NDAA 2019

The Government of Ukraine has taken substantial actions to make defense institutional reforms, in such areas as civilian control of the military, cooperation and coordination with the Ukrainian legislature’s efforts to exercise oversight of the Ministry of Defense and military forces, increased transparency and accountability in defense procurement, and improvement in transparency, accountability, and potential opportunities for privatization in the defense industrial sector, for purposes of decreasing corruption, increasing accountability, and sustaining improvements of combat capability.

Note: Both the NDAA 2019 and Consolidation Appropriations Act had to satisfy the above clause.

U.S. aid has been a bone of contention for President Trump.

This came out in the House impeachment inquiry—where the issue was raised to several witnesses regarding the new mandate ordered by President Trump for greater scrutiny of the allocation of U.S. aid.

This was not a new mandate specific to the Ukraine; but rather, it was to be applied across the board. 

The question: Did State and the DoD fulfill the wishes of Congress?

How could they—there wasn’t a viable government in place in the Ukraine.

How could State and the DoD have confidence in a non-existent entity—they couldn’t—neither could President Trump.

Ukrainian parliamentary elections weren’t to take place until July 21st and any new Parliament wouldn’t be seated until mid-August.

In effect, there was no Ukrainian government until the middle of August 2019.

What did the DoD and State Department officials base their assessments on regarding the fulfillment of the NDAA 2019?

On the past?

NDAA 2019 is based on future assurances—not past actions.

The U.S. Congress could have omitted the clause above—they chose not to.

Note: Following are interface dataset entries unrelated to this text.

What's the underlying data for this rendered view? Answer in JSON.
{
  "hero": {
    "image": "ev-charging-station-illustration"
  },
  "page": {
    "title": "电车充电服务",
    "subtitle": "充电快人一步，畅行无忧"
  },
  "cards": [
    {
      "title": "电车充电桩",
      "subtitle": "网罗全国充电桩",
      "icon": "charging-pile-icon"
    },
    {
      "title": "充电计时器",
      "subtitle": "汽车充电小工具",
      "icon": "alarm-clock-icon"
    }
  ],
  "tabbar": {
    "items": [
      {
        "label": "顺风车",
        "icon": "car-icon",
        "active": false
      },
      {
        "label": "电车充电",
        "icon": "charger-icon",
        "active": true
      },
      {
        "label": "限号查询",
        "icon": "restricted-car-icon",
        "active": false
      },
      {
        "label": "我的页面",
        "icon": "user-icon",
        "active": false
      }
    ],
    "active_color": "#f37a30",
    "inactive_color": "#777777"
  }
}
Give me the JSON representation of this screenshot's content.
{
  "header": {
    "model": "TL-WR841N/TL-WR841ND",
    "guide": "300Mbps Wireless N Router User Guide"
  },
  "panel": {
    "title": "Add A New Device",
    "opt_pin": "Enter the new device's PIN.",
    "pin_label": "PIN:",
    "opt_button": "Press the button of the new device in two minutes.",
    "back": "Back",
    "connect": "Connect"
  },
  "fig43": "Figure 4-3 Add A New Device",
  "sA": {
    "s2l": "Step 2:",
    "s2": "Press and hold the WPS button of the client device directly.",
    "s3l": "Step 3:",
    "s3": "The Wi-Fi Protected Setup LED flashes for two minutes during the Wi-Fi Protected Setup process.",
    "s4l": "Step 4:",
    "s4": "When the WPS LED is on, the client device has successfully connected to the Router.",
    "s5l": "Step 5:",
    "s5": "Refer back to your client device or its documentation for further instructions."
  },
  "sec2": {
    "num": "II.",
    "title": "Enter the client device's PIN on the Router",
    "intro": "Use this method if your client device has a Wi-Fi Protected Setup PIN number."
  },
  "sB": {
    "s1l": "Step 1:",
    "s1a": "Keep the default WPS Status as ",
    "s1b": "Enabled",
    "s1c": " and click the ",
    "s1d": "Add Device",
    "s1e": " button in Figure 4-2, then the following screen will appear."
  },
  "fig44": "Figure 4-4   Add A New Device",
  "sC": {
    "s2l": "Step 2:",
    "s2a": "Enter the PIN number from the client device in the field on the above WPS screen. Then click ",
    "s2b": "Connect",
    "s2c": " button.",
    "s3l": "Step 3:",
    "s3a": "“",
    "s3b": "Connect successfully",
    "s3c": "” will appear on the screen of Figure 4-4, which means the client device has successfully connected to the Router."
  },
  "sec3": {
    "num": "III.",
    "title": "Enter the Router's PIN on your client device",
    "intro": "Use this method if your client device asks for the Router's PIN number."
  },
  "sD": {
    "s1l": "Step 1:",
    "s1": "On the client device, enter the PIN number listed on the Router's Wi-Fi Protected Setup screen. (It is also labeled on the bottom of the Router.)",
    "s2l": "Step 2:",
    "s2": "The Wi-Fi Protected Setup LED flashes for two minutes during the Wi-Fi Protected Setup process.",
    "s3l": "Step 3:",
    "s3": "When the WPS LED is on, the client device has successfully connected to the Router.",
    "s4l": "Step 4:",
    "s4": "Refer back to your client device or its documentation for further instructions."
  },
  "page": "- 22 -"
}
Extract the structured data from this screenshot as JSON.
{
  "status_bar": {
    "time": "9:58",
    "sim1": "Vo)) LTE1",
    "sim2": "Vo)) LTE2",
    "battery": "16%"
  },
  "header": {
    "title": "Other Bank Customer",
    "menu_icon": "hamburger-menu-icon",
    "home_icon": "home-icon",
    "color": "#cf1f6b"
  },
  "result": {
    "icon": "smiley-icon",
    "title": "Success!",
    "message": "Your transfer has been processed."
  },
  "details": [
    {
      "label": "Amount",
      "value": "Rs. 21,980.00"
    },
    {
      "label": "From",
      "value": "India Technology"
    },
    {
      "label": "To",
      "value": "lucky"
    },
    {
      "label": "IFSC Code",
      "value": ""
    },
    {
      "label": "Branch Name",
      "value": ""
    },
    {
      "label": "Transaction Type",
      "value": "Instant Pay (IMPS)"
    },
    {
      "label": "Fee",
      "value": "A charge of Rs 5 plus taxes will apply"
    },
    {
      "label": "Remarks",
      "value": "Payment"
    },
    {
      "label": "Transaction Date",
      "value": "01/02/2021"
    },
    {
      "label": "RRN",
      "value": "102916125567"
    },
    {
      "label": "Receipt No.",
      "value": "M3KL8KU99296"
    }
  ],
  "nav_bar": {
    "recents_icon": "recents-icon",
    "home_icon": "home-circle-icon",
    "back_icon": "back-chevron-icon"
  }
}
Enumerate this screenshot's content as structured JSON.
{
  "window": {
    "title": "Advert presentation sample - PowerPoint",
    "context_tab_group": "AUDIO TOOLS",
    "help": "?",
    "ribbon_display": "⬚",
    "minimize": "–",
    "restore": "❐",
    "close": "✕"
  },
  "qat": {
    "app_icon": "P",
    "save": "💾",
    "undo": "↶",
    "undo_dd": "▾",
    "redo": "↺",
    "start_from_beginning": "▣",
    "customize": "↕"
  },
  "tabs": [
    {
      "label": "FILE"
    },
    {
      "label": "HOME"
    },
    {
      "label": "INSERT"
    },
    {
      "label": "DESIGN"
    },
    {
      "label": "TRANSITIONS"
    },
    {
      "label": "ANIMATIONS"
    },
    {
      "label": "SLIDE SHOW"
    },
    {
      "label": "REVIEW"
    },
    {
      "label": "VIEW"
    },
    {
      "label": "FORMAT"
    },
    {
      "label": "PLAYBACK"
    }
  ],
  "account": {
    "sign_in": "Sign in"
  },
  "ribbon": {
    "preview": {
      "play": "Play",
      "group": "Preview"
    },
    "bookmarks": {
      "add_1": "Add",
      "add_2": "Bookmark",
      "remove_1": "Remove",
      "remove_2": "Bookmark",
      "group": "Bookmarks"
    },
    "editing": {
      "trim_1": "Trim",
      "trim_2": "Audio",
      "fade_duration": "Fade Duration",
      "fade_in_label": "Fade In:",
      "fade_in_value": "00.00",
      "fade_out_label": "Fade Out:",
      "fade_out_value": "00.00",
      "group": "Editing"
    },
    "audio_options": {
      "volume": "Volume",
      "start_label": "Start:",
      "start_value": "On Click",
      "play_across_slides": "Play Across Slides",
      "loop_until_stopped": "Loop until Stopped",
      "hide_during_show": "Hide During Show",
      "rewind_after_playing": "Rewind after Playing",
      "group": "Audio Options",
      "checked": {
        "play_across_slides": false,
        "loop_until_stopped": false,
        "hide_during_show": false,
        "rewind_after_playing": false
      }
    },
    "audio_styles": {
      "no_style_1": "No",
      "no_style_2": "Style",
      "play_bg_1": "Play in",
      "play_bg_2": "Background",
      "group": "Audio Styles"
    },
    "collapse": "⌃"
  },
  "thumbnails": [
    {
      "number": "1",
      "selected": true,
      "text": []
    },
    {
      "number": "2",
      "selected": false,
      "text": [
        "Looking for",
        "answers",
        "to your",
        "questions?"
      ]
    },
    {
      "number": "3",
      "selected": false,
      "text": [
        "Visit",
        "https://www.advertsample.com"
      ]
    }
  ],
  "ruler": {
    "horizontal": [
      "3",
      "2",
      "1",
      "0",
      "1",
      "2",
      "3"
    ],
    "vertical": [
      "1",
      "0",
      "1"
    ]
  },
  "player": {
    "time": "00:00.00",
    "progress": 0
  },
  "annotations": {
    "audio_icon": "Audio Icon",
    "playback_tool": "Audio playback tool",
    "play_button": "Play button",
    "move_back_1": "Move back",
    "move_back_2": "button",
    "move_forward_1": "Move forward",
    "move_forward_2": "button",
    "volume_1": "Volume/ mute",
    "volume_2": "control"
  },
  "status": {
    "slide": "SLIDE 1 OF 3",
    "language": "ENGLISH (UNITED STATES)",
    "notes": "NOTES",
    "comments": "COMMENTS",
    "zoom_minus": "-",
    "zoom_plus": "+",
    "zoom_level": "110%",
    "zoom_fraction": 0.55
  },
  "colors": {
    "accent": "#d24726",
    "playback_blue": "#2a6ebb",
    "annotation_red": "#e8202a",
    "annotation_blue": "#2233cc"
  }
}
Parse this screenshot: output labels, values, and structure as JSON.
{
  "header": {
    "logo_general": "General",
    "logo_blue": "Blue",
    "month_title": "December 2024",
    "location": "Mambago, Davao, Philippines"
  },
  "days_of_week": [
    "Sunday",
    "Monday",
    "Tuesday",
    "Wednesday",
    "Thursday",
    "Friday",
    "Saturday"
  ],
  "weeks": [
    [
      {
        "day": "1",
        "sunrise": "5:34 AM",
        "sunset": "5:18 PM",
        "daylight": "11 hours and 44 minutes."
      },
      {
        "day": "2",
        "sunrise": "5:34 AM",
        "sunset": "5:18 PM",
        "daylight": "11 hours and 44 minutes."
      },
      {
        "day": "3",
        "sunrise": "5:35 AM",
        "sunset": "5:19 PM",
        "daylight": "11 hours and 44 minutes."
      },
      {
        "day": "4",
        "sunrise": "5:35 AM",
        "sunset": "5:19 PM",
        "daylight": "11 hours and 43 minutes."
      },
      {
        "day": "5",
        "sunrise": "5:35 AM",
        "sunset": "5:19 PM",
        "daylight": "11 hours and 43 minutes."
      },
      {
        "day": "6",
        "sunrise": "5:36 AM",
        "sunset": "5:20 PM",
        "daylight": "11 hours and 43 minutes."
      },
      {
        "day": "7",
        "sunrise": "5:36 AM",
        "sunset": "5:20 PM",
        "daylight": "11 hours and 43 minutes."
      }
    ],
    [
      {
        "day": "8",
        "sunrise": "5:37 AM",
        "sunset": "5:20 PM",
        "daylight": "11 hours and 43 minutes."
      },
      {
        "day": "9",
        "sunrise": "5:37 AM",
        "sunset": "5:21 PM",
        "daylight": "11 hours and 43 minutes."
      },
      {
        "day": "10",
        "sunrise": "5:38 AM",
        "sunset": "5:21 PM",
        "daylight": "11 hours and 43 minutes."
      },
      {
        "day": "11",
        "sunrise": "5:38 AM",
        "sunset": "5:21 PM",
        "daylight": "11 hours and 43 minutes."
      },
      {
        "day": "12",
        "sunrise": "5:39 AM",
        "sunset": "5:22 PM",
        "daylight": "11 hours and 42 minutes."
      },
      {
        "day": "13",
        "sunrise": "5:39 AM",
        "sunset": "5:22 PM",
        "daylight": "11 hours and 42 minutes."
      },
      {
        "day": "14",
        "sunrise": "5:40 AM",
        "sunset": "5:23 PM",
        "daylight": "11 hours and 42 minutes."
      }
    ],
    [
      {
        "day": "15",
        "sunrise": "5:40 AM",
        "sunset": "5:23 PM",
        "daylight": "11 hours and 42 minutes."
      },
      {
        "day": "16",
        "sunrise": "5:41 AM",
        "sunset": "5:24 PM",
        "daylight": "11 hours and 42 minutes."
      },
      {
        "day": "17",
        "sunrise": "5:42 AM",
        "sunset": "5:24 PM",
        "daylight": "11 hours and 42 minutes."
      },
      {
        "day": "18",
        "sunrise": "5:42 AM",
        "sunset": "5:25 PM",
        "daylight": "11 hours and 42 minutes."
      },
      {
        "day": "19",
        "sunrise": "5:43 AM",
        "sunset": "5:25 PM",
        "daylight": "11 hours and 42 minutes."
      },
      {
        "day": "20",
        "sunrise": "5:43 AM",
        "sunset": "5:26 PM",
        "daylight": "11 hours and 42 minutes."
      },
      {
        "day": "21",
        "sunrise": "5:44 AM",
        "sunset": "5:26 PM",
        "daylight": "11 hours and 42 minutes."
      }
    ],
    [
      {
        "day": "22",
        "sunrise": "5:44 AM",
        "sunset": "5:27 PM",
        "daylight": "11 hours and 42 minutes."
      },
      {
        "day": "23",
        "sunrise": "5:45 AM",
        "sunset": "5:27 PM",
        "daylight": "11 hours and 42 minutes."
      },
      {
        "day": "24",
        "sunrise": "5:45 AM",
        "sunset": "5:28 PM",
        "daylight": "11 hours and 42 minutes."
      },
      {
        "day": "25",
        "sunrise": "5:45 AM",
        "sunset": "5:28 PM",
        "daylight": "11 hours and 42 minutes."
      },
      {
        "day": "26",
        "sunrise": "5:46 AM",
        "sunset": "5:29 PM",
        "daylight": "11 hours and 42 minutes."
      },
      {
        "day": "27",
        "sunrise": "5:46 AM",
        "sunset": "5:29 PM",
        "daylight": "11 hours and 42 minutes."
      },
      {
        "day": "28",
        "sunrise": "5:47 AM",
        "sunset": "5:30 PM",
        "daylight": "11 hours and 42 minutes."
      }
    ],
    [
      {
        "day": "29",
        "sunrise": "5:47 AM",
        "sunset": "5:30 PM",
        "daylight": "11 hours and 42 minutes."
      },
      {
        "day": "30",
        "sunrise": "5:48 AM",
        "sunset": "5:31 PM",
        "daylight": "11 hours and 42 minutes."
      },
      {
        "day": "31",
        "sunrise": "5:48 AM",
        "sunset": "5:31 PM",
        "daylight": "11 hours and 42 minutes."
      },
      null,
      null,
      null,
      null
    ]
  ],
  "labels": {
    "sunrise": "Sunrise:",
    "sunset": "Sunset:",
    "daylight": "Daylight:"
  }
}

 So President Trump did the only thing he could—direct the OMB to place a hold on all Ukrainian security and assistance until further notice.

Until there was a viable Ukrainian legislature—that could demonstrate they met the demands of Congress and the NDAA of 2019—no aid could or should have been allocated, regardless of Mr. Trump’s personal wishes.

More important, the actions of President Trump took place well before the now famous phone conversation between Messrs. Zelsenskyy and Trump.

Ultimately, the Presidential phone conversation was not causal to the hold being placed on the Ukrainian aid.

In addition, it was detailed by the Whistleblower: the hold order was placed on July 18th or earlier.

Perhaps more compelling, everything disclosed in this article was public record at the time of the Whistleblower’s complaint and certainly by the time of the House impeachment inquiry.

Yet, President Trump must face a Senate trial—for basically doing his job.

Something the DoD and State Department officials failed to do.